When we corresponded last week she said she was really itching to practice the kind of law she wanted to practice in addition to her full time job. She saw starting her solo practice as a ‘side dish’, not the main course. This really got me to thinking about how often we tell people to hold onto their jobs until they can go solo as the ‘main dish’ never contemplating people may very well be happy with their current jobs but want to also have a ‘side dish’ practice
There are some who would say you can’t have a solo practice as a side dish and do it effectively. They could be right if they saw the ‘side dish’ solo practice as just a stepping stone to becoming the ‘main course’ solo practice. However, this isn’t her goal. She just wants to take a few select cases when she chooses while maintaining her current job. I say, ‘why not?’
In her particular situation, she is constantly approached about a very niched area of practice having to do with family formation catering to a particular ethnic group and sexual orientation. Couldn’t get nich-ier than that! It is also purely transactional and doesn’t require normal working hours or a court schedule. I personally believe this type of transactional work is best if you’re doing solo as a side dish.
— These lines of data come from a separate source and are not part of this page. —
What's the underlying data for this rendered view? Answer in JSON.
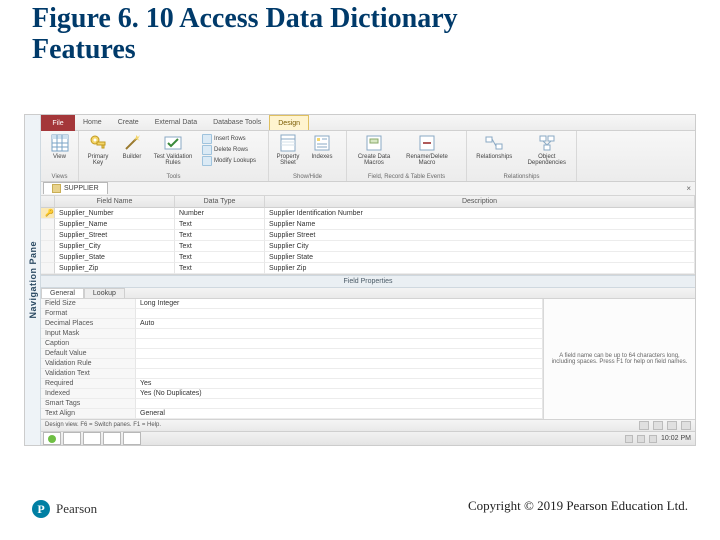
{
  "slide": {
    "title_line1": "Figure 6. 10 Access Data Dictionary",
    "title_line2": "Features",
    "copyright": "Copyright © 2019 Pearson Education Ltd.",
    "pearson_brand": "Pearson",
    "pearson_initial": "P"
  },
  "ribbon": {
    "file": "File",
    "tabs": [
      "Home",
      "Create",
      "External Data",
      "Database Tools"
    ],
    "context_tab": "Design",
    "groups": {
      "views": {
        "label": "Views",
        "view_btn": "View"
      },
      "tools": {
        "label": "Tools",
        "primary_key": "Primary Key",
        "builder": "Builder",
        "test_validation": "Test Validation Rules",
        "insert_rows": "Insert Rows",
        "delete_rows": "Delete Rows",
        "modify_lookups": "Modify Lookups"
      },
      "showhide": {
        "label": "Show/Hide",
        "property_sheet": "Property Sheet",
        "indexes": "Indexes"
      },
      "events": {
        "label": "Field, Record & Table Events",
        "create_macros": "Create Data Macros",
        "rename_delete": "Rename/Delete Macro"
      },
      "relationships": {
        "label": "Relationships",
        "relationships": "Relationships",
        "obj_dep": "Object Dependencies"
      }
    }
  },
  "navpane": {
    "label": "Navigation Pane"
  },
  "object_tab": {
    "name": "SUPPLIER"
  },
  "grid": {
    "headers": {
      "field_name": "Field Name",
      "data_type": "Data Type",
      "description": "Description"
    },
    "rows": [
      {
        "key": true,
        "name": "Supplier_Number",
        "type": "Number",
        "desc": "Supplier Identification Number"
      },
      {
        "key": false,
        "name": "Supplier_Name",
        "type": "Text",
        "desc": "Supplier Name"
      },
      {
        "key": false,
        "name": "Supplier_Street",
        "type": "Text",
        "desc": "Supplier Street"
      },
      {
        "key": false,
        "name": "Supplier_City",
        "type": "Text",
        "desc": "Supplier City"
      },
      {
        "key": false,
        "name": "Supplier_State",
        "type": "Text",
        "desc": "Supplier State"
      },
      {
        "key": false,
        "name": "Supplier_Zip",
        "type": "Text",
        "desc": "Supplier Zip"
      }
    ]
  },
  "props": {
    "header": "Field Properties",
    "tabs": {
      "general": "General",
      "lookup": "Lookup"
    },
    "rows": [
      {
        "label": "Field Size",
        "value": "Long Integer"
      },
      {
        "label": "Format",
        "value": ""
      },
      {
        "label": "Decimal Places",
        "value": "Auto"
      },
      {
        "label": "Input Mask",
        "value": ""
      },
      {
        "label": "Caption",
        "value": ""
      },
      {
        "label": "Default Value",
        "value": ""
      },
      {
        "label": "Validation Rule",
        "value": ""
      },
      {
        "label": "Validation Text",
        "value": ""
      },
      {
        "label": "Required",
        "value": "Yes"
      },
      {
        "label": "Indexed",
        "value": "Yes (No Duplicates)"
      },
      {
        "label": "Smart Tags",
        "value": ""
      },
      {
        "label": "Text Align",
        "value": "General"
      }
    ],
    "help": "A field name can be up to 64 characters long, including spaces. Press F1 for help on field names."
  },
  "statusbar": {
    "text": "Design view.  F6 = Switch panes.  F1 = Help."
  },
  "taskbar": {
    "time": "10:02 PM"
  }
}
The nice thing about this approach is she will have a built in Plan B should her job somehow evaporate. But her goal isn’t to build her practice into a full time operation. Her goal is simply to have a solo practice in addition to her current full time job and on her terms representing just the people she wants to represent. There are no external pressures other than her desire to have a client base of her choosing in an area of law she is drawn to and will enjoy.
What is Success?
This also begs the question ‘what is success?’ I am often asked what success is when it comes to practicing law as a solo. So many equate it with something measurable and inevitably this is money. Fair enough. If the goal is to build a sustainable business which pays the bills and allows for comforts in you life, you’re in the majority of those who go solo. Others say satisfaction in servicing clients. Yet others say it is a combination of the two. No one is wrong or right. It’s how they define success.
This example of solo as a side dish is interesting in terms of measuring success because in this particular instance, she is practicing law - just not the type of law that gives her the greatest satisfaction. It pays the bills well and gives her flexibility to try out doing the law she really wants to do. Will her solo practice net her $100,000 a year in legal fees? Not the way she wants to do it. At least I don’t think so. But that’s also not her goal. Her goal is to provide legal services to a defined audience on her terms while keeping her full time job. So, will she be a ‘successful’ solo practitioner?
What do you think? Do you have a full time job but would like to have a solo practice as a ‘side dish’. Do you already practice ‘solo as a side dish?’